- PROVIDED DATA:
⟨
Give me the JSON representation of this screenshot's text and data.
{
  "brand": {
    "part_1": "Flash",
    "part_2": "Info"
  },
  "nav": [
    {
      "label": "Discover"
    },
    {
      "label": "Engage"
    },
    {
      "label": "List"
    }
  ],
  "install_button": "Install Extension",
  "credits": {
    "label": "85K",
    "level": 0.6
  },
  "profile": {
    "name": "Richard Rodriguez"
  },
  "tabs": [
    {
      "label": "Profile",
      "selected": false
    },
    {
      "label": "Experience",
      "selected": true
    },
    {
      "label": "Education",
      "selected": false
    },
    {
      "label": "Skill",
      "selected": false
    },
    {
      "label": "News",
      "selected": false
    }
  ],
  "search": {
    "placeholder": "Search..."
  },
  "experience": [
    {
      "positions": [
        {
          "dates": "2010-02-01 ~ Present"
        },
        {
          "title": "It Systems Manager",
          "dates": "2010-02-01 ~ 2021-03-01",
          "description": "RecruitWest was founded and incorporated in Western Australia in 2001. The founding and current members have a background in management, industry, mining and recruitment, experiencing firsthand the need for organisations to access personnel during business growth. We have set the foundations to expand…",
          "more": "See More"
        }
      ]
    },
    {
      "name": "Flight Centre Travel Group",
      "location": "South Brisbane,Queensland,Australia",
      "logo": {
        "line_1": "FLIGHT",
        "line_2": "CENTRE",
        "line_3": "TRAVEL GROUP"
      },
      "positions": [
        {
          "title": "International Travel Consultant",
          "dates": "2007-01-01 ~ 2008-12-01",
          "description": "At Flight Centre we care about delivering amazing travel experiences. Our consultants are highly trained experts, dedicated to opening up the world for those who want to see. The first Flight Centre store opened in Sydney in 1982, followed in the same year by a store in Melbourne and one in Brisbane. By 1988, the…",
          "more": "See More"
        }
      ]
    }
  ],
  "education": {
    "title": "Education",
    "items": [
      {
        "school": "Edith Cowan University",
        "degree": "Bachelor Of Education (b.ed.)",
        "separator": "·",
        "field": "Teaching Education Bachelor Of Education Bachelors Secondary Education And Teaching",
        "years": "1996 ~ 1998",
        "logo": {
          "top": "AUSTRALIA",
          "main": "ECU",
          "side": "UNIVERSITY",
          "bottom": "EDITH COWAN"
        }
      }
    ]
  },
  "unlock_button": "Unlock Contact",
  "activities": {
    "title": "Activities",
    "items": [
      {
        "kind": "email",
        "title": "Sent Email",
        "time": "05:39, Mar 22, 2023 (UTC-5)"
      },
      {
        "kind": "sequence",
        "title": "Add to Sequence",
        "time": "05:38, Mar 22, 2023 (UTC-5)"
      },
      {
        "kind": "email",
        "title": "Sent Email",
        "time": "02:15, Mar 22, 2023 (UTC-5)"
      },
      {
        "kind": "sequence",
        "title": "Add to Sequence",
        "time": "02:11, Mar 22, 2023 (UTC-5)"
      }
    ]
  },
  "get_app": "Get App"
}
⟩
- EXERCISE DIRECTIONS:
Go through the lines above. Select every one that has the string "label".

- OUTPUT OF THE EXERCISE:
      "label": "Discover"
      "label": "Engage"
      "label": "List"
    "label": "85K",
      "label": "Profile",
      "label": "Experience",
      "label": "Education",
      "label": "Skill",
      "label": "News",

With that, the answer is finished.